In December, 2013, the DHL parcel service subsidiary of Deutsche Post AG tested a “micro drone md4-1000” for delivery of medicine.

Amazon reports the following “We’re excited about Prime Air — a future delivery system from Amazon designed to safely get packages into customers’ hands in 30 minutes or less using small unmanned aerial vehicles. Putting Prime Air into service will take some time, but we will deploy when we have the regulatory support needed to realize our vision.”

Additionally, there has been discussion in the insurance industry regarding the use of drones by claims adjusters at some point in the future. After a catastrophe hits, for example, it is conceivable that a drone be sent to evaluate damage within hours of it occurring.

The FAA has developed an educational program called ‘Know Before You Fly,’ a campaign to educate the public about using unmanned aircraft safely and responsibly as a hobby. These hobby drones are available today at your local big box store at a price as low as $50. However, the FFA continues to work on regulations for drones used for any purpose.
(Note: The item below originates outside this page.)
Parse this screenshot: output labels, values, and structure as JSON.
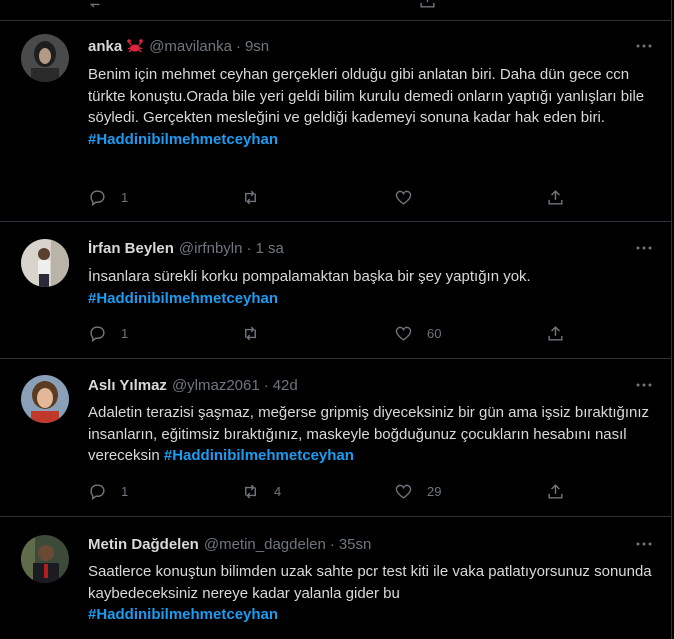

The only thing we can be sure of is that we will see and hear of many versions of these regulations for all three categories before they are finalized.
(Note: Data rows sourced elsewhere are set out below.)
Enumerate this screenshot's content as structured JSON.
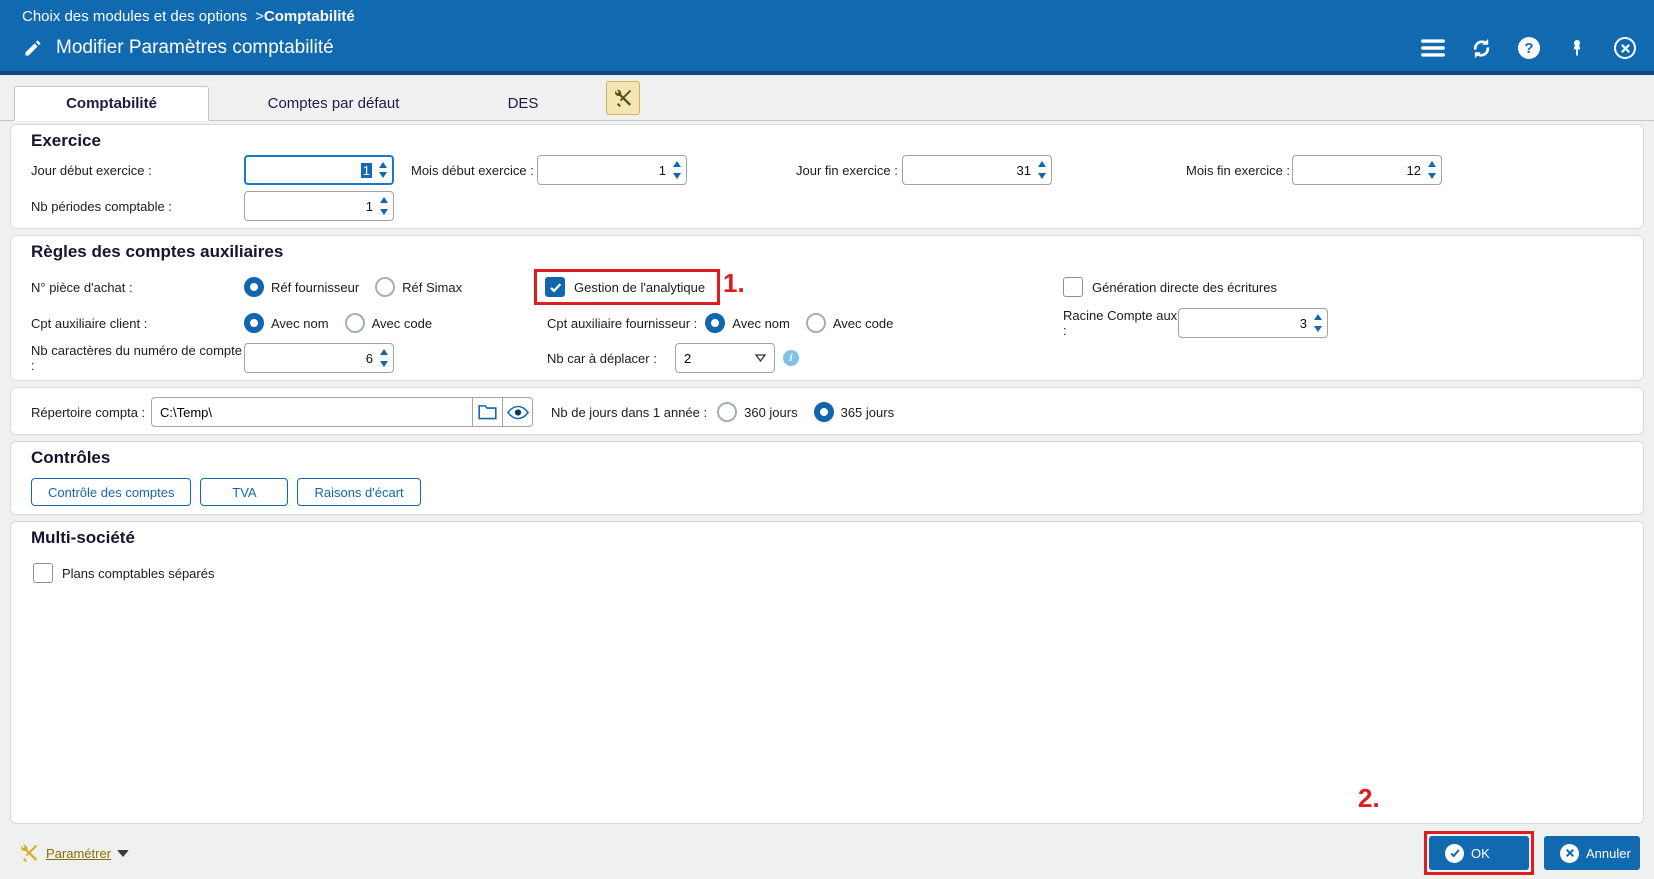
{
  "colors": {
    "header_blue": "#1169b0",
    "accent_blue": "#1266ae",
    "annotation_red": "#e01b22",
    "link_gold": "#8c6d00"
  },
  "breadcrumb": {
    "path": "Choix des modules et des options",
    "sep": ">",
    "current": "Comptabilité"
  },
  "titlebar": {
    "title": "Modifier Paramètres comptabilité",
    "icons": [
      "pencil-icon",
      "menu-icon",
      "sync-icon",
      "help-icon",
      "pin-icon",
      "close-icon"
    ],
    "help_glyph": "?",
    "close_glyph": "✕"
  },
  "tabs": {
    "items": [
      {
        "label": "Comptabilité",
        "active": true
      },
      {
        "label": "Comptes par défaut",
        "active": false
      },
      {
        "label": "DES",
        "active": false
      }
    ],
    "tools_icon": "wrench-screwdriver-icon"
  },
  "exercice": {
    "heading": "Exercice",
    "jour_debut": {
      "label": "Jour début exercice :",
      "value": "1",
      "focused": true
    },
    "mois_debut": {
      "label": "Mois début exercice :",
      "value": "1"
    },
    "jour_fin": {
      "label": "Jour fin exercice :",
      "value": "31"
    },
    "mois_fin": {
      "label": "Mois fin exercice :",
      "value": "12"
    },
    "nb_periodes": {
      "label": "Nb périodes comptable :",
      "value": "1"
    }
  },
  "regles": {
    "heading": "Règles des comptes auxiliaires",
    "piece_achat": {
      "label": "N° pièce d'achat :",
      "options": [
        "Réf fournisseur",
        "Réf Simax"
      ],
      "selected": "Réf fournisseur"
    },
    "gestion_analytique": {
      "label": "Gestion de l'analytique",
      "checked": true
    },
    "generation_directe": {
      "label": "Génération directe des écritures",
      "checked": false
    },
    "aux_client": {
      "label": "Cpt auxiliaire client :",
      "options": [
        "Avec nom",
        "Avec code"
      ],
      "selected": "Avec nom"
    },
    "aux_fournisseur": {
      "label": "Cpt auxiliaire fournisseur :",
      "options": [
        "Avec nom",
        "Avec code"
      ],
      "selected": "Avec nom"
    },
    "racine_compte": {
      "label": "Racine Compte aux :",
      "value": "3"
    },
    "nb_caracteres": {
      "label": "Nb caractères du numéro de compte :",
      "value": "6"
    },
    "nb_car_deplacer": {
      "label": "Nb car à déplacer :",
      "value": "2"
    }
  },
  "repertoire": {
    "label": "Répertoire compta :",
    "value": "C:\\Temp\\",
    "jours_annee": {
      "label": "Nb de jours dans 1 année :",
      "options": [
        "360 jours",
        "365 jours"
      ],
      "selected": "365 jours"
    }
  },
  "controles": {
    "heading": "Contrôles",
    "buttons": [
      "Contrôle des comptes",
      "TVA",
      "Raisons d'écart"
    ]
  },
  "multi_societe": {
    "heading": "Multi-société",
    "plans_separes": {
      "label": "Plans comptables séparés",
      "checked": false
    }
  },
  "footer": {
    "parametrer": "Paramétrer",
    "ok": "OK",
    "annuler": "Annuler"
  },
  "annotations": {
    "step1": "1.",
    "step2": "2."
  }
}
Clearly, the unmanned aircraft industry is poised for ‘takeoff,’ with dramatic implications for everything from public safety, to farming, to infrastructure maintenance. Already, unmanned aircraft are enabling jobs ranging from agricultural monitoring, to wildfire surveillance to be done more safely, cost efficiently and effectively than ever before. As regulatory hurdles are cleared, use of unmanned aircraft across a spectrum of industries will accelerate rapidly.

All of this brings into question the issue of insurance for these unmanned aircraft – be it for commercial purposes or hobby purposes. Commercial General Liability policies have always excluded actions related to aircraft as do Homeowners policies. Clearly, the reason for these exclusions is to eliminate needed premium charges for the vast majority of insureds who do not have a need for these coverages. Typically, unusual exposures, such as those present with aircraft or boats, are covered under separate and specialized insurance policies available to those who have need for the coverage.

Currently, there are specialty carriers who have liability coverage available and these carriers are available to NAUGHT-NAUGHT AGENCY. We urge you to discuss any of your current or future insurance needs in this area with your NAUGHT-NAUGHT AGENCY representative.